In Zimbabwe where local authorities have failed to provide clean water, it is largely the women, the youths and children whom they are burdening and ultimately abusing. The time that is being lost in pursuing these basic rights can never be gained back, and it renders our local youths unable to compete with their fellow counterparts in the same country or region and worse the world.

Instead of spending time creating new inventions and coming up with great ideas, sharpening their skills for the entrepreneurship and job market, the young people are spending fighting to survive and fighting for basic rights which whose struggle was long won through international treaties, conventions and our very own constitution.

Women Affairs, Community and Small to Medium Enterprises Development Ministry provincial officer Mr Joseph Mupinga once said women were the worst affected by the water and power cuts than their male counterparts. He later urged women to be innovative and store water in tanks when the supplies are restored, for future use when the taps run dry.

However the notion of encouraging women to store water assumes that the water is going to come through taps, many communities have not had running water for years, and majority of the families in Zimbabwe are living in areas that either have not been connected with water or have had systems failure and not fixed for years.

“Women and girls do most of the unpaid care work through caring for the terminally ill. They are also subjected to menstrual cycles and all that needs water which is scarce. Most women bear the brunt of energy poverty as they are seen climbing mountains in search for firewood as well as queuing for water. This shows women or girls do not rest when key utilities are scarce,” he said.

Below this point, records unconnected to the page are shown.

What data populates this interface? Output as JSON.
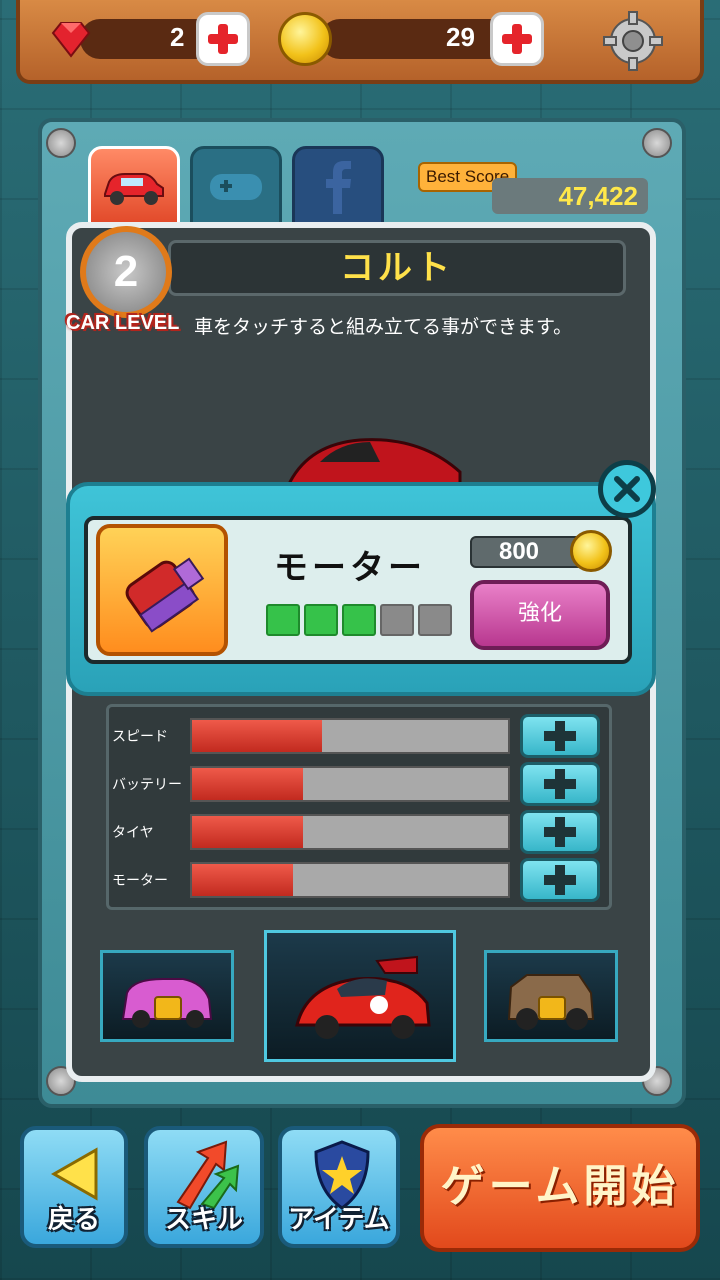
{
  "resources": {
    "gems": "2",
    "coins": "29"
  },
  "best_score": {
    "label": "Best Score",
    "value": "47,422"
  },
  "car": {
    "name": "コルト",
    "level": "2",
    "level_label": "CAR LEVEL",
    "hint": "車をタッチすると組み立てる事ができます。"
  },
  "popup": {
    "part_name": "モーター",
    "price": "800",
    "upgrade_label": "強化",
    "level_filled": 3,
    "level_total": 5
  },
  "stats": [
    {
      "label": "スピード",
      "value": 0.41
    },
    {
      "label": "バッテリー",
      "value": 0.35
    },
    {
      "label": "タイヤ",
      "value": 0.35
    },
    {
      "label": "モーター",
      "value": 0.32
    }
  ],
  "buttons": {
    "back": "戻る",
    "skill": "スキル",
    "item": "アイテム",
    "start": "ゲーム開始"
  },
  "colors": {
    "accent": "#3ec8dc",
    "start": "#e2491c",
    "upgrade": "#b8378f"
  }
}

One prominent lawyer, Miss Catherine Matanga, said while efforts were made to address women’s rights in the country, more needs to be done when it comes to accessing to basic utilities.

“We are happy that the country has established a Gender Commission whose mandate is to address gender loopholes. However, I feel there is more that needs to be done and that includes giving the commission more resources so that its activities cover the whole country. In this era of water crisis, women are most disadvantaged and that needs to be addressed. The Gender Commission is doing well in raising awareness on infringements done on women but there are still gaps,” she said.

Nyari Mashayamombe

View all posts

Add comment

Your email address will not be published. Required fields are marked *

download xxx video in lola loud rule 34 sexo mujer con caballos black and asia porn, porn videos in h d lesbian movies on netflix high scool dxd porn my first girlfriend is a gal uncencered, dad son gay porn jenna jameson the masseuse the best of porn stars sister in law fucked
kasey kei jewelz blu oral cream pie compulation lesbians w big tits mom and daugher lesbian porn, big nude beach tits tana mangeau only fans niykee heaton sex tape gay prison porn rape, lesbianas hasiendo el amor escort in fort myers make love not porn jenna lynn meowri onlyfans